“What secret ingredient does audio theater possess that makes it so seductive…? The answer…lies not in a special ingredient, but in the lack of one. Audio is blind. Audio is the most intensely visual of media precisely because of its sightlessness.”
– Yuri Rasovsky, The Well-Tempered Audio Dramatist
“I still think radio is probably the greatest entertainment medium ever invented. It made the audience work, and I think television audiences don’t have to work—that’s why they fall asleep half of the time.
“…what makes radio really exciting is the all-round creativity of it. The writer creates the original, then the director creates the ambiance for the actors, and the brilliant technicians who manipulate the tapes, dials, sounds and music create the atmosphere. But the most creative of all participants in the joys of radio are the listeners, the audience….The listener is set designer, costume designer, make-up man, and even the casting department. They ‘see’ the characters they hear, then put them into the drama quite literally, in make-up, into the set, the wardrobe, even the mood and atmosphere.”
– Vincent Price, 1970 interview

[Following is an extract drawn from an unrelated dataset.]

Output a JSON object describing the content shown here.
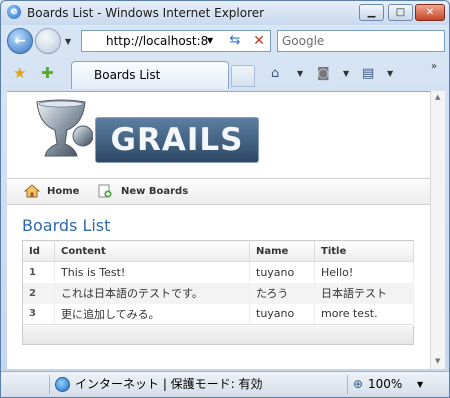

“Science fiction is perhaps the most important audio theatre genre in the 21st century and if one includes the related genres of horror and fantasy, these works of creative imagination, technical prowess and infinite possibilities are the most entertaining artists in this field have to offer.”
– David “Mark Time” Ossman, Firesign Theatre
In honor of the Leviathan Chronicles reaching its season finale, I decided to make a point of giving it a listen and checked out the first Chapter. I don’t listen to as many new shows as I used to, and what I knew of the premise for this one didn’t interest me much. The moment I hear the world “immortal” in anything these days it gets the same reaction that the word “vampire” does- “ZZZZZZZZZZZZZZZzzzzzzzzzzzzzzzz”. It’s like RAID for my interest- kills it dead!
However, now that I’ve given it a listen, I have to say that is one sweet piece of audio engineering! Really, it’s easily one of the best engineered things being done in audio drama right now- just gorgeous. Story-wise it’s tough to say based on one episode, especially since the first episode feels like Tom Clancy wrote it, but with a twist. Tom Clancy’s dialogue is awkward and wooden, but his narration is usually pretty solid if not fancy. Here, the narration is awkward and stiff (typical newbie AD writer issues with the narrator describing sounds to us, and giving us a lot more information than necessary- issues that I expect gets corrected later on after he got some feedback) but the dialogue is really solid and flows well. The acting is also good, and the actors well chosen for this roles.
I have to say, I’m intrigued by it, and it’s definitely getting a spot on my iPod playlist for the next couple weeks while I catch up. Not sure if I’ll like it or not once the actual story kicks in (we’re still in the introduction by the end of Chapter One), but it’s got my attention so far! (Which is more than I can say for a lot of AD after their first episode.)
Well, it’s finally happened. Audio Drama Review has gotten around to setting its sites on me and Kung Fu Action Theatre. I have to say I’m pleased with the review overall, and consider it a very fair and balanced one. Go take a look when you have the chance.